• _Goal of the exercise_: From the entries that follow, copy each line containing the word "date".

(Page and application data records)

Content starts

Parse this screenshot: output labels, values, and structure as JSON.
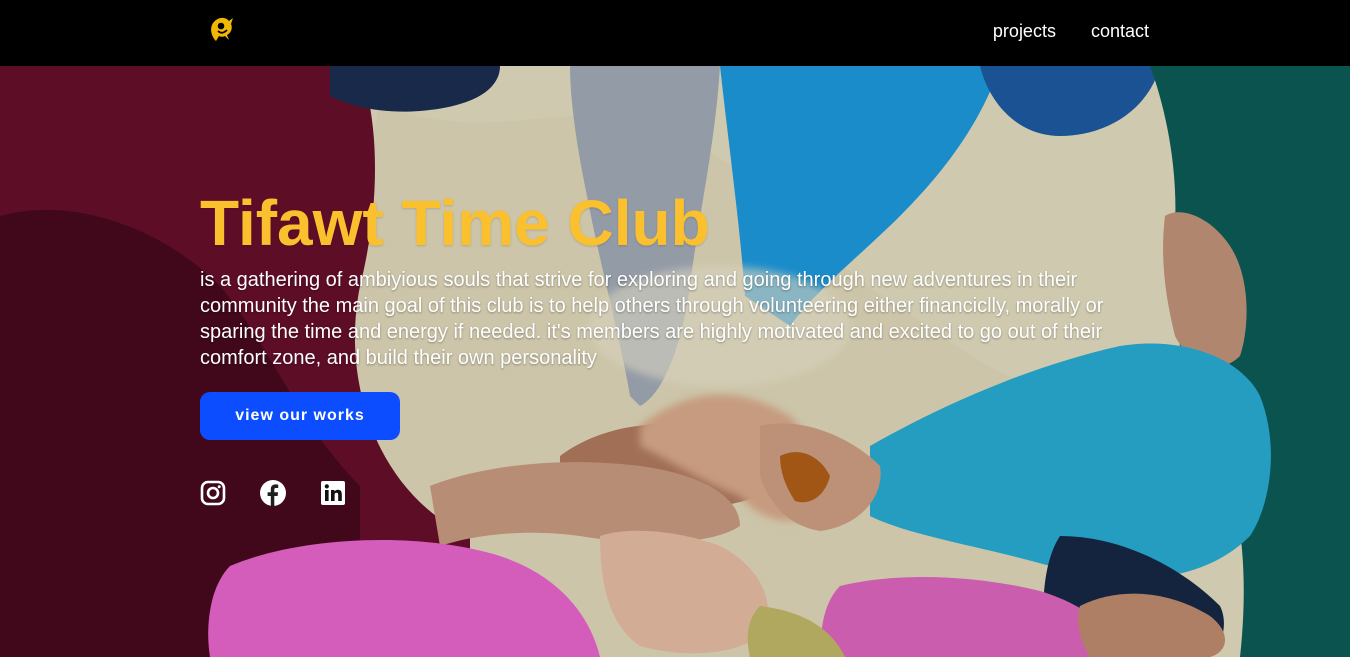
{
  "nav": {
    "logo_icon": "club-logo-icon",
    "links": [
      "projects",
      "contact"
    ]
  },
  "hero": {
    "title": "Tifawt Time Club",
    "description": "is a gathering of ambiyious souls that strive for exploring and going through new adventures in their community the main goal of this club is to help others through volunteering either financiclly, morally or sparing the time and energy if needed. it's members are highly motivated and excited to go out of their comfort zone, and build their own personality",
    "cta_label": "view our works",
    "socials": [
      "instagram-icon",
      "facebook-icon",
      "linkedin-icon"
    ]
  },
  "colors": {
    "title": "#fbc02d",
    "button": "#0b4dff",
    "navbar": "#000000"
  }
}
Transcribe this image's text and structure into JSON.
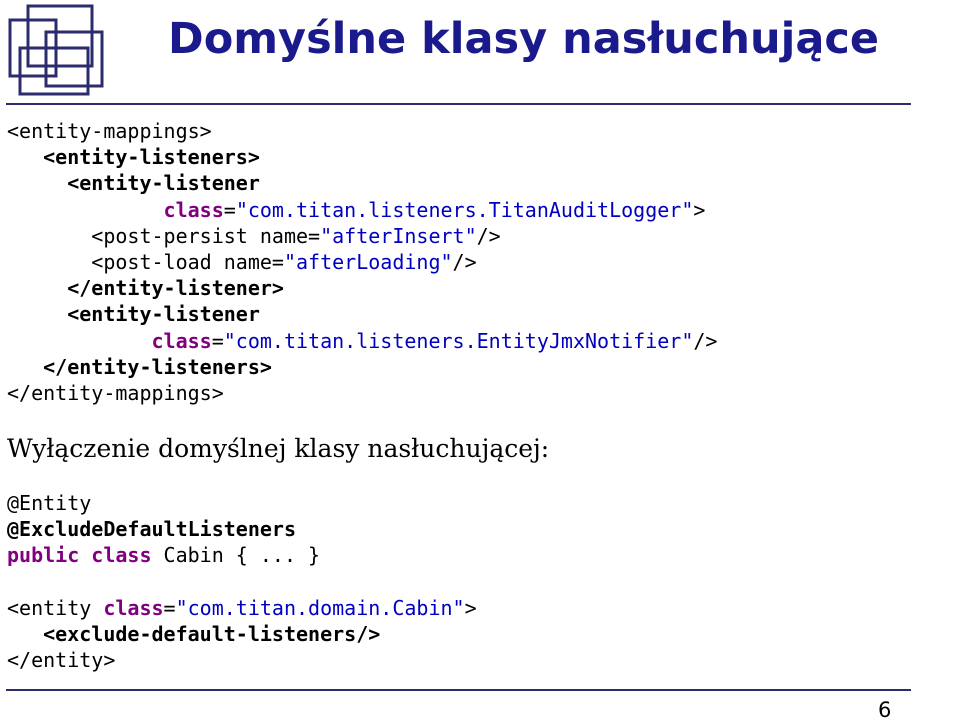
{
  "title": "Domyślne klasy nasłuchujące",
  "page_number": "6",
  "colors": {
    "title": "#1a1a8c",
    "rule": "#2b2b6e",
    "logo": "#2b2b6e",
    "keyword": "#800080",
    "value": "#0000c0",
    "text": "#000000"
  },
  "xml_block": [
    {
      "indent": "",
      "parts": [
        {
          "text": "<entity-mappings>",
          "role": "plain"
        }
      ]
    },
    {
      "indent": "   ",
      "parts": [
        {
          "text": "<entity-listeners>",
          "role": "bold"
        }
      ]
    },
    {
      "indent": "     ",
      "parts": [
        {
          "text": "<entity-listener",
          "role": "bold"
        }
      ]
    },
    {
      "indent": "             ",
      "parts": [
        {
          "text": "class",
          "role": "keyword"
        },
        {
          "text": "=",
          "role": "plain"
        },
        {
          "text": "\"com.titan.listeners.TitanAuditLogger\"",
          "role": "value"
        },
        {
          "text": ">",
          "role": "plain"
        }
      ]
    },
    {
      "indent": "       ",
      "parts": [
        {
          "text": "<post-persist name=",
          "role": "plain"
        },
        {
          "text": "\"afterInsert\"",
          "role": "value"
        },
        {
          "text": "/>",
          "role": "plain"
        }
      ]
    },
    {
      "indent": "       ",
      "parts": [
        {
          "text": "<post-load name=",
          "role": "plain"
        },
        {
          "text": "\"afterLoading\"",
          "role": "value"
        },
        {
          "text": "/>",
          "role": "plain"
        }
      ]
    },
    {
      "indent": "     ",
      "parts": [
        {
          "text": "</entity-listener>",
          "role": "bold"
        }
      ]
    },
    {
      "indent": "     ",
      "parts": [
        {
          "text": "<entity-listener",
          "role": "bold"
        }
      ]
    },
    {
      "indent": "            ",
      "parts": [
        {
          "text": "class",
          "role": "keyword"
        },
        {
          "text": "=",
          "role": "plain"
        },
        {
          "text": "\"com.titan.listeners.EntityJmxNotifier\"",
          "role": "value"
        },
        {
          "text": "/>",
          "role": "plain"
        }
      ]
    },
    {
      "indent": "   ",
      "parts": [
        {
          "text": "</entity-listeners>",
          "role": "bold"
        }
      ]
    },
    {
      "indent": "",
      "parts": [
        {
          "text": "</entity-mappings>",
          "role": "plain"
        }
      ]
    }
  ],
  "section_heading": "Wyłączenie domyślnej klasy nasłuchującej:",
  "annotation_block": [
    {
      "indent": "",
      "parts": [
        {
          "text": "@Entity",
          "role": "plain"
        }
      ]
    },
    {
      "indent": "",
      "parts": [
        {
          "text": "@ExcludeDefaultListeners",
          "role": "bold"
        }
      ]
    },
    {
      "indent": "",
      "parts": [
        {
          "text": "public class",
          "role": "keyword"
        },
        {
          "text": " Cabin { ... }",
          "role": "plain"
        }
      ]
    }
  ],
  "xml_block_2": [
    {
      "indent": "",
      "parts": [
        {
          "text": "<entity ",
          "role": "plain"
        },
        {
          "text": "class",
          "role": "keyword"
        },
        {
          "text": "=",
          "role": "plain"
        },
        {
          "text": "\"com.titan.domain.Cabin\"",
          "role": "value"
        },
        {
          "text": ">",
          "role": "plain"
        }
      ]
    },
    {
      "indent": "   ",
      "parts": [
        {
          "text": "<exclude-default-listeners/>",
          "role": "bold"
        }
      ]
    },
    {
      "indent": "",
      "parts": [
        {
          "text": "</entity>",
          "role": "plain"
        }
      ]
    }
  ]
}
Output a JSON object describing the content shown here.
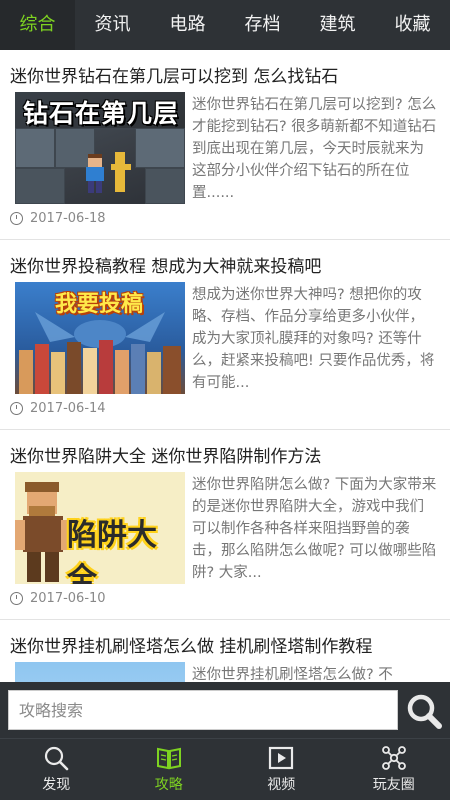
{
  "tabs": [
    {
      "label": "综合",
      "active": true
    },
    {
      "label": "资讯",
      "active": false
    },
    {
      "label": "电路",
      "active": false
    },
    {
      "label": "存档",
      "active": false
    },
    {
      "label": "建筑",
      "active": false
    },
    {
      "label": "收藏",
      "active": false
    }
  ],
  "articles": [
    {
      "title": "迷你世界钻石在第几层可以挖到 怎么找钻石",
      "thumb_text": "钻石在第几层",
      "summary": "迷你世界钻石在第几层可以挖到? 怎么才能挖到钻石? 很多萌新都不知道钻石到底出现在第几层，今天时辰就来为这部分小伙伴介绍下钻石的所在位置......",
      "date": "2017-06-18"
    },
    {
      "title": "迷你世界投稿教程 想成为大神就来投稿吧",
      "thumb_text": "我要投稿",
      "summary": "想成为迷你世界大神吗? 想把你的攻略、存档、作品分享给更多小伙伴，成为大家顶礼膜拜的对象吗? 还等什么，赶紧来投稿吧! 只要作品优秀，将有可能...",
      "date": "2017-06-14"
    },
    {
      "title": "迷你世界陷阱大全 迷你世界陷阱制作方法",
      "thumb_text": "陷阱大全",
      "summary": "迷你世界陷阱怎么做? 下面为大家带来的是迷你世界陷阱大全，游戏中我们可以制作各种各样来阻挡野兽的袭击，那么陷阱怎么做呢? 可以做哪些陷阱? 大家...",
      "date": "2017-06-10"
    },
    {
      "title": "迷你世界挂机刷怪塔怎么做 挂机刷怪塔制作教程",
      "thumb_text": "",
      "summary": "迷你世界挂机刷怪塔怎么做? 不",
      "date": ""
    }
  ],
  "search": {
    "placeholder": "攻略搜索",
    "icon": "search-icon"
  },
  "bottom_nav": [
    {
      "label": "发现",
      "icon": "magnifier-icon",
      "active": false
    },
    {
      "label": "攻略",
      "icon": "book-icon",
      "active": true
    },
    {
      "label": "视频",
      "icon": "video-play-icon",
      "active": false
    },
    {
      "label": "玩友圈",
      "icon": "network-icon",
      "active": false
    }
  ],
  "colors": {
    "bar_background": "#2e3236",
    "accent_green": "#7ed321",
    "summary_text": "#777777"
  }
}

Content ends
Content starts

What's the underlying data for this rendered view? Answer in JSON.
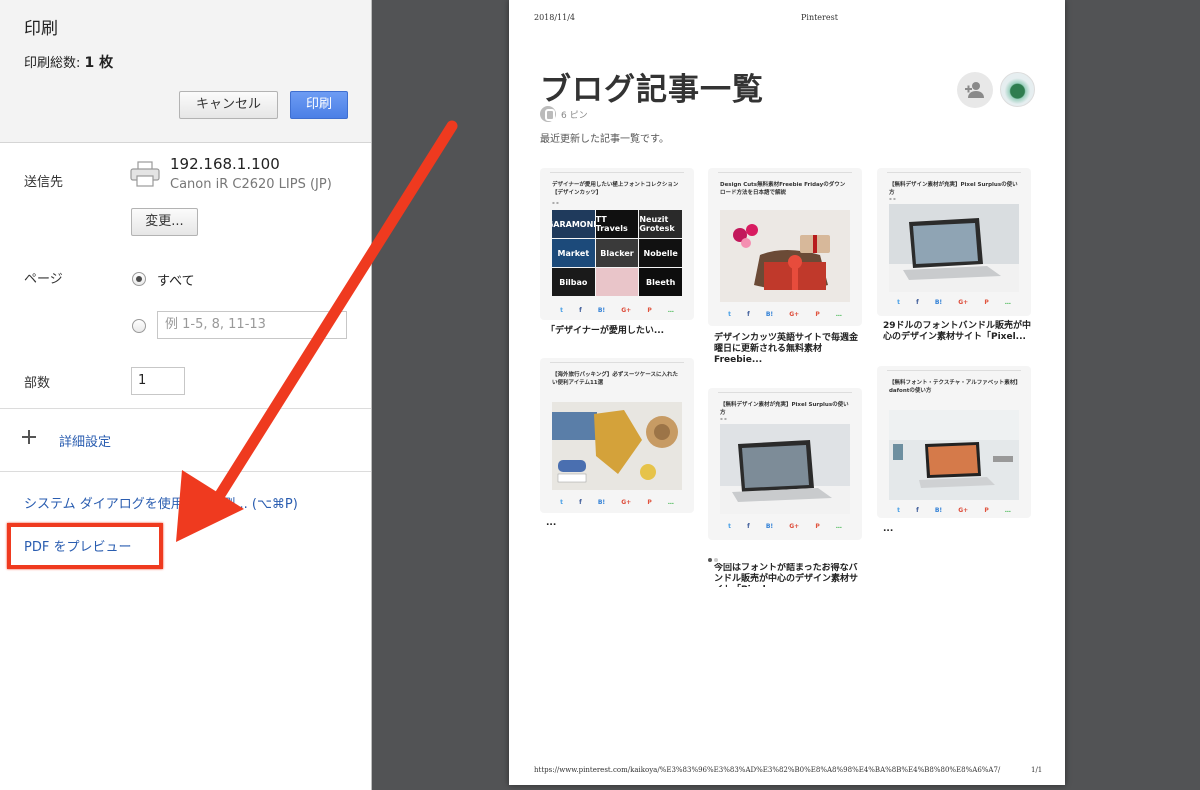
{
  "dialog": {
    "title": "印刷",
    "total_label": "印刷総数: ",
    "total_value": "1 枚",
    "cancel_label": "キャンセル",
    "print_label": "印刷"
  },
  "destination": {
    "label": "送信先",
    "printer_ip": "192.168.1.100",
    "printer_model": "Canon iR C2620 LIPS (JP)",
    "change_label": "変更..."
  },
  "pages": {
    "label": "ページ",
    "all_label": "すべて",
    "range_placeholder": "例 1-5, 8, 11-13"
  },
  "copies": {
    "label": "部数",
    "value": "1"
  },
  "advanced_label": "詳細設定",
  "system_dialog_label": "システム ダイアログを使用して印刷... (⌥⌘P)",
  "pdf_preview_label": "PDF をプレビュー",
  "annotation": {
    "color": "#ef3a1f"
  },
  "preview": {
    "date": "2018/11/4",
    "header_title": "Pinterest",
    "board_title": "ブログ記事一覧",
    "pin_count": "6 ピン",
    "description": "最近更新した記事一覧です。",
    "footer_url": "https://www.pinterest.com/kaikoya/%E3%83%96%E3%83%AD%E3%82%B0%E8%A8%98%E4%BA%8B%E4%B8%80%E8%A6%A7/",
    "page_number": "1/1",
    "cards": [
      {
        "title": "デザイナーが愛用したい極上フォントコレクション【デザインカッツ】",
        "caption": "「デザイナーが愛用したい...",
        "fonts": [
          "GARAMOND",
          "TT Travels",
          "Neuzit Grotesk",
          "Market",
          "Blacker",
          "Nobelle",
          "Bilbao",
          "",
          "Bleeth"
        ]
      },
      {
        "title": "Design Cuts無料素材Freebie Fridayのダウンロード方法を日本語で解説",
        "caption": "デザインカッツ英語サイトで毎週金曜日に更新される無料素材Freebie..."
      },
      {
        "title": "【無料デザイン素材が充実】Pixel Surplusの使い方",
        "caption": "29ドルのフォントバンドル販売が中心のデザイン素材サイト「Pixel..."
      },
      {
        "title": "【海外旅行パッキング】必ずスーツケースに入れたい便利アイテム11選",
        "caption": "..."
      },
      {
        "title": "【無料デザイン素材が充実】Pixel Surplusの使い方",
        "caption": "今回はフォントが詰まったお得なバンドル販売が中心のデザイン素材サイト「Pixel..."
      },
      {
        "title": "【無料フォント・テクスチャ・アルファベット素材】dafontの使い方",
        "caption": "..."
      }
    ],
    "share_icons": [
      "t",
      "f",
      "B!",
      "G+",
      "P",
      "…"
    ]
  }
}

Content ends

• _Worked solution_:
      "date": "2017-06-18"
      "date": "2017-06-14"
      "date": "2017-06-10"
      "date": ""
    "date": "2018/11/4",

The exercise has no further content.